What kind of state values a freeway's heritage above the heritage of our oldest living culture?

The government intends to destroy Djab Wurrung sacred trees and sites to upgrade the Western Highway at the same time as it seeks heritage status for the Eastern Freeway. Allies Decolonising/gofundmeT...

Libby Porter, Professor of Urban Planning, Centre for Urban Research, RMIT University - avatar Libby Porter, Professor of Urban Planning, Centre for Urban Research, RMIT University

Why full-fat milk is now OK if you're healthy, but reduced-fat dairy is still best if you're not

The Heart Foundation now backs full-fat milk if you're healthy. But it still recommends reduced-fat milk if you have high blood pressure or heart disease. from www.shutterstock.comThe Heart Foundation...

Clare Collins, Professor in Nutrition and Dietetics, University of Newcastle - avatar Clare Collins, Professor in Nutrition and Dietetics, University of Newcastle

Tim Fischer – a man of courage and loyalty – dies from cancer

Tim Fischer aboard a one-off passenger train last month to raise money for the Albury Wodonga Cancer Centre trust fund. Sally Evans/ Albury Wodonga Regional Cancer Centre Trust FundFormer deputy prime...

Michelle Grattan, Professorial Fellow, University of Canberra - avatar Michelle Grattan, Professorial Fellow, University of Canberra

The Strait of Hormuz is the most important oil choke point in the world. Use our interactive map to explore it

Wes Mountain/The Conversation, CC BY-NDAfter months of increasing tension between Iran and the US, on Tuesday the Morrison government committed a warship, surveillance aircraft and about 200 troops t...

Wes Mountain, Multimedia Editor - avatar Wes Mountain, Multimedia Editor

Greenland isn't Denmark's to sell: some essential reading for Trump on colonialism

The coast of Greenland is not for sale. ShutterstockDonald Trump is not the first US President to make an offer of buying Greenland from Denmark – but he might be the last. Home of some 56,00...

Felicity Jensz, Research associate professor, University of Münster - avatar Felicity Jensz, Research associate professor, University of Münster

Sick and Tired of Your Dead End Job? Try Teaching!

Tired of the same old grind at the office? Want an opportunity to impact lives both in your community and around the world? Do you love to travel and have new experiences? Teaching English is the perfect job for you! All you need is a willingness to ...

News Company - avatar News Company

The Impact of an Aging Population in Australia

There’s an issue on the horizon that Australia needs to prepare for.
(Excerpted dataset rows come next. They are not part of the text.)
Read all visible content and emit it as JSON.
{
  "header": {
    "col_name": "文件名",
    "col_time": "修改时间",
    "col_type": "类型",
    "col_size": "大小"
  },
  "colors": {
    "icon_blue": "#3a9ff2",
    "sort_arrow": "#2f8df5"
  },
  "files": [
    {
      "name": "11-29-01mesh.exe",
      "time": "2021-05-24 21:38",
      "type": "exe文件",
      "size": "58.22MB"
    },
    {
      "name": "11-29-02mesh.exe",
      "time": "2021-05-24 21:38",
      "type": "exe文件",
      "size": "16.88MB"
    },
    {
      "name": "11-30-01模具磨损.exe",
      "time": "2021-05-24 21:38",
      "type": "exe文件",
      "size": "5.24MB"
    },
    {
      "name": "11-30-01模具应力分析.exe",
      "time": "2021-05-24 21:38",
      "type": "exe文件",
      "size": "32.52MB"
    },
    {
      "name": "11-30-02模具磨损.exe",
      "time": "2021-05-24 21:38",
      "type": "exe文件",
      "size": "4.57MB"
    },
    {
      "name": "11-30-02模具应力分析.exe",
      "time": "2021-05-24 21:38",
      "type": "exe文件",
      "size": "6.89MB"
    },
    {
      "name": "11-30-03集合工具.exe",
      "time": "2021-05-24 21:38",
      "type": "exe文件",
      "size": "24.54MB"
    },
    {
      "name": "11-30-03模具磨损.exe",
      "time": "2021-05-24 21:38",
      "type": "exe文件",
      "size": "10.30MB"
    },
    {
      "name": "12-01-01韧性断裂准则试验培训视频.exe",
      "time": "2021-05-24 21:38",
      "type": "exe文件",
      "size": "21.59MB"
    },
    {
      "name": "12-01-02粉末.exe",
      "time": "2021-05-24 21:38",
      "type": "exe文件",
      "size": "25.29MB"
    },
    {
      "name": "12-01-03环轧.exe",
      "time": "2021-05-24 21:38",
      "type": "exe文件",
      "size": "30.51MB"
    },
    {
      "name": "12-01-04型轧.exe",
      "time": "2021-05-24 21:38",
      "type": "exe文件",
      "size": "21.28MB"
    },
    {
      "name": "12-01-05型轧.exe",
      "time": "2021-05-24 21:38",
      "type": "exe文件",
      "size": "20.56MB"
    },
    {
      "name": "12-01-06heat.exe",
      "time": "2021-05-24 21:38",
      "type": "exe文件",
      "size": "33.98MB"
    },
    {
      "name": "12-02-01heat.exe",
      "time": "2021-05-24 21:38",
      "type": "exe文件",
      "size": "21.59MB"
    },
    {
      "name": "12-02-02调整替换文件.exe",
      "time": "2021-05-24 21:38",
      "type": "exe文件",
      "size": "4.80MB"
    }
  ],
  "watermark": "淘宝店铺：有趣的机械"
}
The portion of elderly citizens that make up the country’s overall population is increasing, and we might not have the infrastructure in place to support this. Australians h...

News Company - avatar News Company
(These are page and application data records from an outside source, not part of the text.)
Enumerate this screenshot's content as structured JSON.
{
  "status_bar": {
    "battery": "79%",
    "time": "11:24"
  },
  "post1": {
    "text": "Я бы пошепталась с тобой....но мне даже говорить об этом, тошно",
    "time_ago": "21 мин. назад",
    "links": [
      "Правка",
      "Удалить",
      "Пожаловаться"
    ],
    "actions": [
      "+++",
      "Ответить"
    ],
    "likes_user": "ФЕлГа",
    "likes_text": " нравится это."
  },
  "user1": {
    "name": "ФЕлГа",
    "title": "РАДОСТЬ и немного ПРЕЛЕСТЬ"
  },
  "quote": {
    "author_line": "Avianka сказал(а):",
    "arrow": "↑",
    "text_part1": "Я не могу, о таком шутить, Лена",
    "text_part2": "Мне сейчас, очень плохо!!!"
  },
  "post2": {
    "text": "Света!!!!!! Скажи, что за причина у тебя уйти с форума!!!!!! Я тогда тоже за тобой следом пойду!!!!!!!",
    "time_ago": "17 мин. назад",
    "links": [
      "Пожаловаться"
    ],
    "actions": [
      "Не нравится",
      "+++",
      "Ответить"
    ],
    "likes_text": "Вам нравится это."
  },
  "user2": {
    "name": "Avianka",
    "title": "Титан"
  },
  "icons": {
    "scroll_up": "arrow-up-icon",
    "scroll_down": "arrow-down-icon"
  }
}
LifeStyle

A Guide for Tenants

The cost of purchasing a home has been increasing, and the size of deposits needed, make buying pr...

Top ways for men to look after their skin

According to Jack Simmons, from Aboutmen, more and more men are taking pride in their appearance a...

Top 10 Caravan Storage Tips & Tricks

Taking caravan trips is a popular Aussie pastime, but if you have spent more than a few days in ...

5 Meaningful Gifts Your Mother Would Simply Love

Wouldn’t it be wonderful to amaze the person who loves you the most with a thoughtful gift? Why ...